On leaving Messrs. Walker and Burges, he was appointed to the engineering staff of the London and Birmingham Railway, and became Resident Engineer of the Leamington branch line in 1844. Subsequently, for Mr. McClean, he was entrusted with the surveys for the South Staffordshire line, and later, the levels for the Henley water project were taken by him, also for Mr. McClean.
He afterwards became concerned in mining-work, to which he was mainly devoted during the remainder of his career, although he occasionally made excursions into the domain of his early surveying experience, as, for instance, when he laid down the line and levels for the keel of the “Great Eastern" steamship, in which piece of delicate work he acquitted himself to Mr. Brunel’s satisfaction.
In conjunction with Mr. T. Sopwith he wrote a report on the Belgian coalfields, and of late years became identified with mining- and quarrying-operations in Wales. An instance of his disinterestedness may be mentioned as an indication of the man’s character. A kinsman of one of his friends was bitten by the taking appearance of a coalfield in Wales, and by the would-be vendor’s picture of its advantages. Smith at once showed him that it was on the edge of the seam, and of very doubtful value. This opinion, entirely confirmed by the highest authority of the day at the Royal School of Mines, was given without fee or reward, and the same careful attention bestowed on the matter as if encouraged by a heavy retainer.
His interest in the Institution was displayed periodically by his undertaking, for more than twenty years, the office of one of the scrutineers of the ballot for the election of the President and Council, a piece of tedious drudgery which can only be confided to members of the Corporation taking part in the Annual Meeting. In order to lighten this labour, which is carried on at high pressure for an hour and a half, and the results of which are impatiently expected in the meeting-room, Mr. Smith borrowed, from the coal-scores in collieries, a system of grouping the votes against each candidate’s name, in such a way that instead of finding, when counting-time came, a confused mass of units, each to be counted separately, there was presented a small and easily separated number of IIII IIII. In this way that which might otherwise be likened to a line of letters became a line of words, and the labour of counting up the votes was greatly lessened. His somewhat sudden collapse in health was a surprise to many of his friends, for although attaining the allotted human span of three score years and ten, his well-proportioned frame and the thorough working order of the living machine, resultant on a well-ordered and temperate life, enlightened by a clear conscience, would lead many to suppose he was a decade younger than in reality he was, and that many working years were yet in store for him. An intimate acquaintance of fully half a century leads the compiler of this notice to surmise that the terms used above, apparently eulogistic, are in reality in nowise exaggerated.

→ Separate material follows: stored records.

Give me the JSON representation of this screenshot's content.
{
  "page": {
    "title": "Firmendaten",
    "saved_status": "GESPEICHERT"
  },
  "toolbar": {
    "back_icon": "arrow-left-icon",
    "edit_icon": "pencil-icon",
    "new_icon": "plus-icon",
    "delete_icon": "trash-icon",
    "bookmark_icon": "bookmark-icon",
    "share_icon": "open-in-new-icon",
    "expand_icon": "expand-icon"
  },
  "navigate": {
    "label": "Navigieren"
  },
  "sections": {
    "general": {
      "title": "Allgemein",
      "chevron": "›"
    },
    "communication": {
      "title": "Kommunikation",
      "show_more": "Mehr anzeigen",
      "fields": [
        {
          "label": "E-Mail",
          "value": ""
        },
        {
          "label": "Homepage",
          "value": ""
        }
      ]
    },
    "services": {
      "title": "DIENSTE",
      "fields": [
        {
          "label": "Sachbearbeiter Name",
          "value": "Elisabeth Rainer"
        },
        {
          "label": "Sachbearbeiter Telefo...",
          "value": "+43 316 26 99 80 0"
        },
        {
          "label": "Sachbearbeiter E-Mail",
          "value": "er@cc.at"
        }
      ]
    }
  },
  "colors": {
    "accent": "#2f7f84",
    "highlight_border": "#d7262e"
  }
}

Macdougall Smith‘s life illustrated the truth- “Better is he that ruleth his spirit (and he had one) Than he that taketh a city.”

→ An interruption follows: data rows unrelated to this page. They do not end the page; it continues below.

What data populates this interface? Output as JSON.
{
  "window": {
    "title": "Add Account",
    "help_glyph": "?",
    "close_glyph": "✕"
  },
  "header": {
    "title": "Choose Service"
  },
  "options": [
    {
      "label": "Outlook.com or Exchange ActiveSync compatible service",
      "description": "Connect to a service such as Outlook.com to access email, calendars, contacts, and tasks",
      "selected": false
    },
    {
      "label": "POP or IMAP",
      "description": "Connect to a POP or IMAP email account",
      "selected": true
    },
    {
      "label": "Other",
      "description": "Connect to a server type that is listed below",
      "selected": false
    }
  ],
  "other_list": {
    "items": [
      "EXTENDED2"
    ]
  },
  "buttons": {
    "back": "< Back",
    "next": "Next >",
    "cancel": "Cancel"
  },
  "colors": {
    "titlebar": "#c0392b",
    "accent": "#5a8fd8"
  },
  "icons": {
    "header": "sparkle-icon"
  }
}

He was elected a Graduate on the 24th of March, 1840, having previously received a Telford Medal for his Paper on the Pont-ytu-Prydd. Six years afterwards, on the 17th of February, 1846, he was transferred to the class of Member. He died, to the great grief of his family and friends, and to the unaffected regret of a very large circle of acquaintance, on the 21st of January, 1886. Four days later his remains were interred in Brompton Cemetery, in the presence of a representative concourse of the friends and associates among whom, in the very headquarters of engineering, he had passed the greater part of his life.